Education

  • Ph.D. Meteorology, University of Utah, 2003
  • M.S. Meteorology, Texas A&M University, 1999
  • B.S. Meteorology, summa cum laude, State University of New York at Oswego, 1997

My research interests include studying clouds and precipitation systems, and the many physical processes within them, across the globe. Our research group investigates many topics in this area, including:

  • improving measurements of clouds and precipitation, 
  • using observations and models to study the physical and dynamic processes in clouds and precipitation in weather systems, including in severe weather, and
  • understanding the connections between clouds, precipitation, and climate. 

Clouds play a number of important roles in the earth system, including the global radiation balance, but also play a key role in the earth's water cycle. Cloud and precipitation processes vary geographically and depend on many factors, and large gaps in our knowledge of the global distribution of clouds and precipitation, and the factors that cause them to vary, hamper our ability to model and predict weather and climate. Our group aims to close those gaps by using observations and numerical models to improve our understanding of precipitation processes globally.

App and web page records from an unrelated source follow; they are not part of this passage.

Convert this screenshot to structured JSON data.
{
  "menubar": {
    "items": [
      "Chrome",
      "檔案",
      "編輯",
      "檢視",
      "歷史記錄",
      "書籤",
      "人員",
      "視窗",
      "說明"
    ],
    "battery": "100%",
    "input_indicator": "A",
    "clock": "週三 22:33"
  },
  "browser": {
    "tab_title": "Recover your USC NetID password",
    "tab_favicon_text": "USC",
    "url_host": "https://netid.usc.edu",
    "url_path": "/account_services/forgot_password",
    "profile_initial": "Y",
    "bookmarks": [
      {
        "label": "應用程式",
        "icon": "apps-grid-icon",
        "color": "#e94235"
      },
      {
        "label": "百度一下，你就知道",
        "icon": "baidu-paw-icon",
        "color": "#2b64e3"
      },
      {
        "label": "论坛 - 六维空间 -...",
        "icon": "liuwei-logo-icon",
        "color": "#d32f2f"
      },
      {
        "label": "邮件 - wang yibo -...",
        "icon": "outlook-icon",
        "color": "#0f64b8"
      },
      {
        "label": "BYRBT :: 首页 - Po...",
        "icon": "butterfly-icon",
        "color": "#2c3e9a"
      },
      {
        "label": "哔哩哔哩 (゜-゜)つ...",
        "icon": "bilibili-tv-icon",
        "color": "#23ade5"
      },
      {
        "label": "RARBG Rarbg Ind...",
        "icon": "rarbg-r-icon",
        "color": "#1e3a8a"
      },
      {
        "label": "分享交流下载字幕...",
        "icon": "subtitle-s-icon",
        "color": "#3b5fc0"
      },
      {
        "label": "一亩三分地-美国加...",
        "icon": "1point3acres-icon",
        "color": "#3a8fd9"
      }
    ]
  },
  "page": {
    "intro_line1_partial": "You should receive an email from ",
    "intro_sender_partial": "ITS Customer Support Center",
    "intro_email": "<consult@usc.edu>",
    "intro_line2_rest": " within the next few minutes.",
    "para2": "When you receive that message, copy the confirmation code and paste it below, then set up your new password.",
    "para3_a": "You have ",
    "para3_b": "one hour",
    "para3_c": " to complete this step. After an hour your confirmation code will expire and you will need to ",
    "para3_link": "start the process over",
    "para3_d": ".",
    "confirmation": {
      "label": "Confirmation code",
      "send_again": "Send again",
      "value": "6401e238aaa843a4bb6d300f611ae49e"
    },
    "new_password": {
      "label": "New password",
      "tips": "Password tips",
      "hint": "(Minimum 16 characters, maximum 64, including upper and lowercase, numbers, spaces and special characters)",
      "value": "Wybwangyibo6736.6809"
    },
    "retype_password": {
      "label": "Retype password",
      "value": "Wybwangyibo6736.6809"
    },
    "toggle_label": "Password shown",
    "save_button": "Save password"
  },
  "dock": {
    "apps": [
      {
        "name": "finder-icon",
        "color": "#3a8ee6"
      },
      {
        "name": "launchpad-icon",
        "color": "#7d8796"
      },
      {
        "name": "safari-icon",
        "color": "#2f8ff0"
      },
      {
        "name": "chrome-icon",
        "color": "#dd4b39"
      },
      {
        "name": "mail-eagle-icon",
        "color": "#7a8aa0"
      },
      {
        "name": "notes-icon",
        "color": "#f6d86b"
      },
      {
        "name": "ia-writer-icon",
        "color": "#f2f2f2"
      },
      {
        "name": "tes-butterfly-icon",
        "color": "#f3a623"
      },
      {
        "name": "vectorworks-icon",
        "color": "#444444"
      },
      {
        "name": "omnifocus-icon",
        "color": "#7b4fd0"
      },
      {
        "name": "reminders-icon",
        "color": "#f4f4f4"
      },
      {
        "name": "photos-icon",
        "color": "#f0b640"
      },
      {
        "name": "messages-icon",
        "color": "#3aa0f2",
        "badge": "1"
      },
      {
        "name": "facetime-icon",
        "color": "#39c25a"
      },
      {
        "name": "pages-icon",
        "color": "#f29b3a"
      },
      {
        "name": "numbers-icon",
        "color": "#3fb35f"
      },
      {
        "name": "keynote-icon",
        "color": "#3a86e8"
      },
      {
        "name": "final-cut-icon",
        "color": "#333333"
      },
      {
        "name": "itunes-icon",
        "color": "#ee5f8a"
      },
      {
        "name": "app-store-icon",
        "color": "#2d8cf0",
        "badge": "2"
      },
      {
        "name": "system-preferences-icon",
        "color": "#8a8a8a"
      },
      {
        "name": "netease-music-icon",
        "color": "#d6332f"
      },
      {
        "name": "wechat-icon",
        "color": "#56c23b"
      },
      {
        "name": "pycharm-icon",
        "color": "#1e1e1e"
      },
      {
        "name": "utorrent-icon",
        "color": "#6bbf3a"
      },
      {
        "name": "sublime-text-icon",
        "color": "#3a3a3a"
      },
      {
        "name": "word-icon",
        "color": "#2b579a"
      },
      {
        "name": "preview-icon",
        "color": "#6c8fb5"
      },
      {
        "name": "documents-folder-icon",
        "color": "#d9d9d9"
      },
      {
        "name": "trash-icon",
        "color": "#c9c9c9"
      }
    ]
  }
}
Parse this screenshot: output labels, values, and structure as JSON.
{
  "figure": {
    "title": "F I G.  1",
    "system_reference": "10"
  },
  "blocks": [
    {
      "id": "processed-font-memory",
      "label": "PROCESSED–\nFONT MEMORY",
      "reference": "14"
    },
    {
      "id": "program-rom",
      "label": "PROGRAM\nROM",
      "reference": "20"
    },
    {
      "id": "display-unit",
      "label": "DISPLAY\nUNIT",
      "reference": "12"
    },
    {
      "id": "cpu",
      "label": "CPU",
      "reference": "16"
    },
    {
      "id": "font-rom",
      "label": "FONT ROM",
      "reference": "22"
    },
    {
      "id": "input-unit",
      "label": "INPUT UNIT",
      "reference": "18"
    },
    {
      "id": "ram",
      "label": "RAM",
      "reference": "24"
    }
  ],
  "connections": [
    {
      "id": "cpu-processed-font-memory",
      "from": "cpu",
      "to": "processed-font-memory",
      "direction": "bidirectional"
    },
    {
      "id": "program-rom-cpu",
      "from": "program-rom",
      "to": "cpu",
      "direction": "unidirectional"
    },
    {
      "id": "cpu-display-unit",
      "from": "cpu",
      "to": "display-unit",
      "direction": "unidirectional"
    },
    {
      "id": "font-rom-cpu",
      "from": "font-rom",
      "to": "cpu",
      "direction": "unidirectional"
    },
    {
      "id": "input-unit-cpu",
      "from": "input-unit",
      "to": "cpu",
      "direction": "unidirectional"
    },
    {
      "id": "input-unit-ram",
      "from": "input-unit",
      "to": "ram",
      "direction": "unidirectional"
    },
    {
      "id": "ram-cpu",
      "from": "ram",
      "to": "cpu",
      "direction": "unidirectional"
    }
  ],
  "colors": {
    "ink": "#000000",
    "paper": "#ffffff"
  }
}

Our research group has participated in the planning, execution, and analysis of field campaigns in 18 projects spanning five continents, and I emphasize field research in the context of graduate studies in my group. I enjoy teaching meteorology, remote sensing, and measurements courses, with an emphasis on melding theory and observations, hands-on learning, and application of data science and computational methods to atmospheric sciences. 

Research Areas

Courses Taught

  • ATMS 305: Geophysical Data Analysis
  • ATMS 597: Advanced Mesoscale Modeling with WRF
  • ATMS 406: Tropical Meteorology
  • ATMS 411: Satellite remote sensing